Month: January 2013

Can I Get A DWI On A Snowmobile?

Yes. Snowmobiling While Intoxicated (SWI), is just like a DWI charge. If you are caught driving a snowmobile while drunk or under the influence of a controlled substance you can be charged.
In Hugo, MN there are lots of places to snowmobile, in addition to following the rules set by the City, you must follow the same rules of the road.

If you are caught operating your snowmobile while intoxicated, the consequences are nearly identical to a DWI. If it’s your first time being charged, it’s a misdemeanor. You could face up to 90 days in jail and a fine of up to $1000.00. You could also lose your snowmobiling privileges for a year.

However, if you have had a prior DWI/SWI violation in the past 10 years. Your punishment could be more severe. The following factors could also result in a stiffer punishment.
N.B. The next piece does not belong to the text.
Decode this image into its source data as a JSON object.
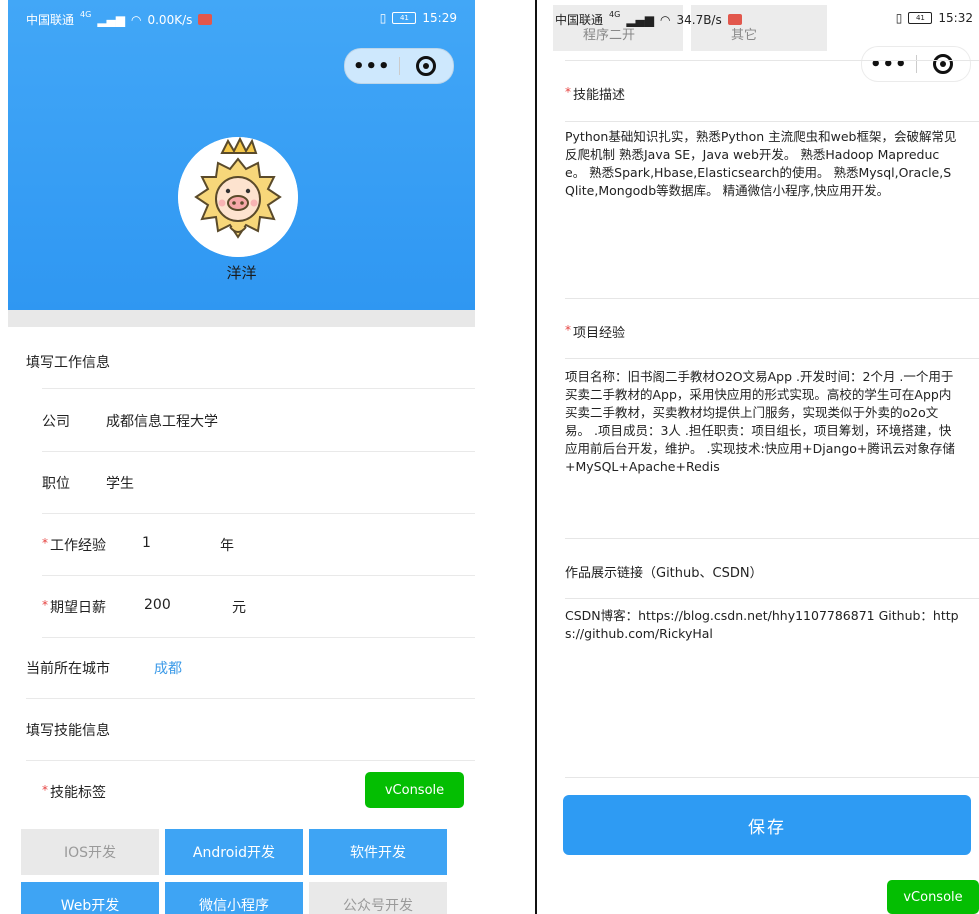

  • Blood Alcohol Concentration of .20 or higher
  • Child Under 16 on snowmobile when charged

If you are found with any of those aggravating factors your punishment increases to a gross misdemeanor or felony. It could also result in the following:

  • Maximum fine of up to $3000.00
  • Extended jail time
  • Loss of driver’s license privileges
  • Chemical Dependency Assessments
  • Forfeiture of the snowmobile involved in the incident

If a person has three or more SWI/DWI convictions in the past 10 years, or has a prior felony conviction, they can be sentenced to:

  • 3-7 years in jail
  • Maximum fine of $14,000
  • Extended periods of license revocation

If you have been involved in an alcohol related arrest, please contact me and I may help you sort through the facts and help you understand your rights. Call the Flanagan Law Office in Hugo, Minnesota for representation at (651) 200-3484.

Contact us online here for immediate service.

Police: Minneapolis Crime 2nd Lowest in 30 Years

Minneapolis Mayor R.T. Rybak and Police Chief Janeé Harteau announced serious crime in Minneapolis went up slightly in 2012, for a third year in a row. Still, the city saw some improvement in other crime categories.
Overall violent crime was at the second-lowest level since 1983 and is only up a small percentage compared to 2011.

According to statistics from the Minneapolis Police Department:

  • Part 1 crime, or serious crime, including violent and property offenses, totaled 23,345. That up slightly from 2011, which came in at 23,052.
  • Highest year for Part 1 crimes was 1986, topping out at 45,513.

The Mayor told the StarTribune “It takes a whole city to keep a whole city safe. Much of our progress in 2012 in keeping crime at historically low levels is due to effective partnerships between police and community.”